- Lay down on your front side, with your legs straight, hip width or wider.
- Stack your hands and point your elbows out to the sides. Rest your forehead on your hands.
- If you experience discomfort in your low back, place a folded blanket underneath your belly.
- Breathe for a couple minutes or more.
This is similar to down dog, only your hands are on the wall. It’s a great position to take as a mid-day stretch for the body and to nudge the nervous system back into gear when there’s distraction or stress.
- Place your hands about shoulder width or wider in front of you flat on a wall.
- Walk your feet back, reach your hips back and lower your torso towards the ground. You may adjust the height and width of the hands as needed.
- Soften the knees and draw your low belly towards your back so you aren’t swaying in the back.
- Reach the crown of your head towards the wall, and reach back through your tail. If the neck is sore, let your head hang wherever gravity takes it.
- Take 5 breaths or more.
This is a quick and easy pose to take at the office– you can even get your office mates to join in! It’s a great pose for those who spend a lot of time at a desk, driving, or walking, and, like all the postures listed here, it relaxes the nervous system and cultivates concentration, patience, and ease.

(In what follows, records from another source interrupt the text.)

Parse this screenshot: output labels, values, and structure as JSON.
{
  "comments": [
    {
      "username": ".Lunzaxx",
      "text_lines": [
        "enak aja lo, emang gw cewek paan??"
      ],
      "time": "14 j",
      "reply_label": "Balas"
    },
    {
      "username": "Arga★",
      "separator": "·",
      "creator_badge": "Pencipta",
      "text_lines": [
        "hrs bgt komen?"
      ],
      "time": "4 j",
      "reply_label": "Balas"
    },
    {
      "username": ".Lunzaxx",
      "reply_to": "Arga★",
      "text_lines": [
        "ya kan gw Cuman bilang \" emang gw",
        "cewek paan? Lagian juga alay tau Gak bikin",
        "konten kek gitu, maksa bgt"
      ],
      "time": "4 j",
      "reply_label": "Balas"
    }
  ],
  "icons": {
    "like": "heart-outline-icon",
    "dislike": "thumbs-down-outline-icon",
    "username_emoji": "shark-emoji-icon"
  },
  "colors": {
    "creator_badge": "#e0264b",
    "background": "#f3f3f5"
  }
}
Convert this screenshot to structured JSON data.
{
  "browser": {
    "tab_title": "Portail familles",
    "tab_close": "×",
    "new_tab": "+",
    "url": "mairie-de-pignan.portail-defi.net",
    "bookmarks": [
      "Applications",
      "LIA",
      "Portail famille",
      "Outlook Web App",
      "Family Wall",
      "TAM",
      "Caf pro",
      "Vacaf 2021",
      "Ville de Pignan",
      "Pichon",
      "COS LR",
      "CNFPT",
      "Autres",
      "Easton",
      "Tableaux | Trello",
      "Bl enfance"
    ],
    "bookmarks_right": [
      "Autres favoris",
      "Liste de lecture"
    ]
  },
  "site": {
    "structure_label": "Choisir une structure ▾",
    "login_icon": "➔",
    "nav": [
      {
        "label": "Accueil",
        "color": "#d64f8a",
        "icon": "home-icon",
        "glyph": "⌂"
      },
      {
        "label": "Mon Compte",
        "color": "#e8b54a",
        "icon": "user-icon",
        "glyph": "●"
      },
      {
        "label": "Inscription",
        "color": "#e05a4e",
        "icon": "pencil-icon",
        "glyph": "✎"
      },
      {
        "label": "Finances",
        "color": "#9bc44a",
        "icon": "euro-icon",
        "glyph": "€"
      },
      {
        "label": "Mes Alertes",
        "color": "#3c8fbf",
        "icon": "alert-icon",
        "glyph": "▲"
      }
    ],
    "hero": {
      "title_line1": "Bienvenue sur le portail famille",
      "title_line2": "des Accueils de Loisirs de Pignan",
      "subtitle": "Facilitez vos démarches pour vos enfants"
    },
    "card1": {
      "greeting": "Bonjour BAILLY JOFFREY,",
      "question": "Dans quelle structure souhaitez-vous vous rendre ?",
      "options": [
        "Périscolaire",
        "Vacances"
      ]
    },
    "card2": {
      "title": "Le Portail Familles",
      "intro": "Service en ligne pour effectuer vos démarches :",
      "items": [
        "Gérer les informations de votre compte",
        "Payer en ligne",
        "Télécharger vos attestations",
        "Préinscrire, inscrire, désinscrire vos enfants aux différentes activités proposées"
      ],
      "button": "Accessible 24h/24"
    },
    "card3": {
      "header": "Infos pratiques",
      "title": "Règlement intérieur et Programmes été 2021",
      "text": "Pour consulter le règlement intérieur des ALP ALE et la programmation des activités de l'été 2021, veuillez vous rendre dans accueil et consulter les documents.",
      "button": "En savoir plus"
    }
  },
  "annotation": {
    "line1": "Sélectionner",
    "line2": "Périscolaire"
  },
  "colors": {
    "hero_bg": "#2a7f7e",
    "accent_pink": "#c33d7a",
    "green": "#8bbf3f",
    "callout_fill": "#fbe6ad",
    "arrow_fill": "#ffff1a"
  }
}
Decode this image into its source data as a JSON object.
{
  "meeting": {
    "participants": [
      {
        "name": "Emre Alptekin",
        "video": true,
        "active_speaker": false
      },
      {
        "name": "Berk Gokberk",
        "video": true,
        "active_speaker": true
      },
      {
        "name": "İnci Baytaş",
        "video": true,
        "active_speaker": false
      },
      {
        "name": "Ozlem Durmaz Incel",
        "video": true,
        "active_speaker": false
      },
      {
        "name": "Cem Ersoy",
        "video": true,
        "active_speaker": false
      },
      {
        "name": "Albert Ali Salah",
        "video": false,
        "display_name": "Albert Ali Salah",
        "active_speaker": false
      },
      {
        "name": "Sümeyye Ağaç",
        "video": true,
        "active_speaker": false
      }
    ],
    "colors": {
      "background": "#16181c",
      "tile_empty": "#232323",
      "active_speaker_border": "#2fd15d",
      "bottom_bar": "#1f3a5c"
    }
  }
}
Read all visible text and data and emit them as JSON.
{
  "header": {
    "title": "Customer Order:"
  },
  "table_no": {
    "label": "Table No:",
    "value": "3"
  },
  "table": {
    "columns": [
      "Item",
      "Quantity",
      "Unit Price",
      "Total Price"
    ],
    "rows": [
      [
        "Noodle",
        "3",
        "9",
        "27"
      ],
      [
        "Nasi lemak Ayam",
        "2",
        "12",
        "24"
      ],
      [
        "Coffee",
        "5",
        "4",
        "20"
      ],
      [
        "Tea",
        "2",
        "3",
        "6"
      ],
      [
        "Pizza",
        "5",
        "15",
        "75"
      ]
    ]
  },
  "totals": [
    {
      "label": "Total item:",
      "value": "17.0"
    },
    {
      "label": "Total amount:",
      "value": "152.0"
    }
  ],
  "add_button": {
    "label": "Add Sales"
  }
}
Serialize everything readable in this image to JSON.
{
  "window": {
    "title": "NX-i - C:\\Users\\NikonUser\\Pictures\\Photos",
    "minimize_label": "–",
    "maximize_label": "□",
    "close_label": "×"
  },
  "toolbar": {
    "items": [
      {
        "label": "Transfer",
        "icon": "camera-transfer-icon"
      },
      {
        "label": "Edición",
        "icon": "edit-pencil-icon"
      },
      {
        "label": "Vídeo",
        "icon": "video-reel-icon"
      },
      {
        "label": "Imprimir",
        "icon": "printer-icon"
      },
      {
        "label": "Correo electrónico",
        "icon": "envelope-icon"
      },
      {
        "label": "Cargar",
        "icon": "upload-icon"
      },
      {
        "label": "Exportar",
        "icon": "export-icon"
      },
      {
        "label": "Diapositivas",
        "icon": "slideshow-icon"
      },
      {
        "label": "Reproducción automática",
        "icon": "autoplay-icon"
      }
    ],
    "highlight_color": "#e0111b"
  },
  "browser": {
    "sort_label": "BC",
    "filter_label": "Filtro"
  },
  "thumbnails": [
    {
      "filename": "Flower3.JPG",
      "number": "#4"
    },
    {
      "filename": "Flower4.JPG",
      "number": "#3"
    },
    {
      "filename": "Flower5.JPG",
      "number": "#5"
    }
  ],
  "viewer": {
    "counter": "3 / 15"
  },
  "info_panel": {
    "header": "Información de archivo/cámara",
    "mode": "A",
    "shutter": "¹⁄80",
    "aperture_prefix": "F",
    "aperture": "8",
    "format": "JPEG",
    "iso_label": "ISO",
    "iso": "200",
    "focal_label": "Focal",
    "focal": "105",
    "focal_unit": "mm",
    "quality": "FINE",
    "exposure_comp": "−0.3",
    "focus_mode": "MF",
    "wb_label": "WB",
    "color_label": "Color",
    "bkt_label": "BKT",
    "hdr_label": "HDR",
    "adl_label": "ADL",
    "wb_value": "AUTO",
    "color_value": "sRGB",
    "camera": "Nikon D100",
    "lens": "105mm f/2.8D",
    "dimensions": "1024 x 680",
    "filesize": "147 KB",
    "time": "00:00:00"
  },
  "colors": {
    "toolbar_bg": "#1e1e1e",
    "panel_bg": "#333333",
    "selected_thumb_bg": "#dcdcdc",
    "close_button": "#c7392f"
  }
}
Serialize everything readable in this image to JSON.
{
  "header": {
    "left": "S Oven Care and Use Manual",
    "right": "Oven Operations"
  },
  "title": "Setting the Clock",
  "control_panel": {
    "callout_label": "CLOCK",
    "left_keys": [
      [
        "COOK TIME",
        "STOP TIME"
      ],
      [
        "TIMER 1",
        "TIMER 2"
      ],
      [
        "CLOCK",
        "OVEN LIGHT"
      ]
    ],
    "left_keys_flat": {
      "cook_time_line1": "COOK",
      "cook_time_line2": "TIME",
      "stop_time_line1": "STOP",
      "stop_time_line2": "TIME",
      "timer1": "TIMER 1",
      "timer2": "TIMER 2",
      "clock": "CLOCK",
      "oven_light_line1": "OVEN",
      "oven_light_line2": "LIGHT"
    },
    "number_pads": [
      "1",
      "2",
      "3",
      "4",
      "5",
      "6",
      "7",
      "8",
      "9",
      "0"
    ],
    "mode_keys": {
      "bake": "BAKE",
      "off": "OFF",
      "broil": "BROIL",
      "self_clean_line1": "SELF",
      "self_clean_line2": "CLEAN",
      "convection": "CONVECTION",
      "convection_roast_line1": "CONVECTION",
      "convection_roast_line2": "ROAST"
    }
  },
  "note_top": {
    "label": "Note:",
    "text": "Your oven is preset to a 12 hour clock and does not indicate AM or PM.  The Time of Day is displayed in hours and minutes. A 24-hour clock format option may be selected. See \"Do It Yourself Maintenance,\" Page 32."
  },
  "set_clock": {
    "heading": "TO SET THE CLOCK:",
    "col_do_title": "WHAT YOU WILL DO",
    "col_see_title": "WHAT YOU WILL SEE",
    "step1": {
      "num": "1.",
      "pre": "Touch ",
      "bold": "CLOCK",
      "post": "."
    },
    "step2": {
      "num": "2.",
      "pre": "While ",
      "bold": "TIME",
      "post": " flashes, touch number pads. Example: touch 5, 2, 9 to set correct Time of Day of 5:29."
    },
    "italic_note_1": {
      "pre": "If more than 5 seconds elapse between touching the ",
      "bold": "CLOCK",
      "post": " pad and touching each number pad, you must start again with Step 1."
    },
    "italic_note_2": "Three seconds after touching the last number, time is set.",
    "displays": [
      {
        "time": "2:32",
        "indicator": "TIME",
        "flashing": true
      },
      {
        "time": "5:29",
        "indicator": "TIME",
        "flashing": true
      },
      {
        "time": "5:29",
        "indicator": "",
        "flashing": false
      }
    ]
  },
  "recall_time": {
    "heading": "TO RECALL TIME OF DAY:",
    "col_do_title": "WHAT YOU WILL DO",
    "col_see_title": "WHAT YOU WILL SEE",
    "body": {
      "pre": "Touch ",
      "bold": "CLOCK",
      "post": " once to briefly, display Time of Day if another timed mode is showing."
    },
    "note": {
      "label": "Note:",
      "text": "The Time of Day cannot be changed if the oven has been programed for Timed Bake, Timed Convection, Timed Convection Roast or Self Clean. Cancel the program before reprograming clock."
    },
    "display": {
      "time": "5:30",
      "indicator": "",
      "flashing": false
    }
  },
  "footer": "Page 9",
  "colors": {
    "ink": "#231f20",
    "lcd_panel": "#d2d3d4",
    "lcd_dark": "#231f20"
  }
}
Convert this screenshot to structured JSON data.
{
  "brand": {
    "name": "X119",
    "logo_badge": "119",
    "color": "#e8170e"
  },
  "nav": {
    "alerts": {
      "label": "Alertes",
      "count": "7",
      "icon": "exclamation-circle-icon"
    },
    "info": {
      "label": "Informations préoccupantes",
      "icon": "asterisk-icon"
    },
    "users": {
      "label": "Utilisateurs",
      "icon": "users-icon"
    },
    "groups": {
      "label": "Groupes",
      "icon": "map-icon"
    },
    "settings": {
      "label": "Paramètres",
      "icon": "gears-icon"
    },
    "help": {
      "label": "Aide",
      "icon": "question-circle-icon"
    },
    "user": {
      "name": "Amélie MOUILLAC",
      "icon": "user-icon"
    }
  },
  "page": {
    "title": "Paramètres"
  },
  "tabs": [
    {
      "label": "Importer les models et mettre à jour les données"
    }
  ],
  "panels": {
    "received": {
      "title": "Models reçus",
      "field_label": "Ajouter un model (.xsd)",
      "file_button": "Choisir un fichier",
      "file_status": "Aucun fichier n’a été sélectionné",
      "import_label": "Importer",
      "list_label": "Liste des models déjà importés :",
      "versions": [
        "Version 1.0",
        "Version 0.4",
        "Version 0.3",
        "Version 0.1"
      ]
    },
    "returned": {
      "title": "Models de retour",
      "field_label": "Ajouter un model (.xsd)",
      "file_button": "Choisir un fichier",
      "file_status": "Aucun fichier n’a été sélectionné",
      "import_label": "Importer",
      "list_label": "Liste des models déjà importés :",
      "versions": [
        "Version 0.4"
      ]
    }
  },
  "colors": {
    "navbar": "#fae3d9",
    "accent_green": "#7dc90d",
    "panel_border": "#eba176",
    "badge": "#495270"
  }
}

- Stand in front of a chair (one w/o wheels, or positioned next to a wall or desk so it can’t move.)
- Soften your knees and place your hands on either side of the seat of the chair.
- Walk your feet back, reach your hips back, and lower your torso towards the floor.
- Keep the knees soft and draw your low belly towards your back so you aren’t swaying in the back.
- Continue to reach your hips back so you’re not pressing much weight into your hands.
- Take 5 breaths or more.
YOU ARE WHAT YOU EAT
We’ve all heard the saying “you are what you eat,” but I would take this idea a step further and say: We are more than what we eat, we are what we absorb! Okay … we’re actually so much more than that, but let’s be real people: We all spend a lot of money and time on obtaining, preparing, and eating food. Let’s do our best to help our bodies find the peace needed to digest and absorb all of the goodies from the food on our plates, so we can continue to build healthy, resilient bodies and minds, for ourselves, and our communities.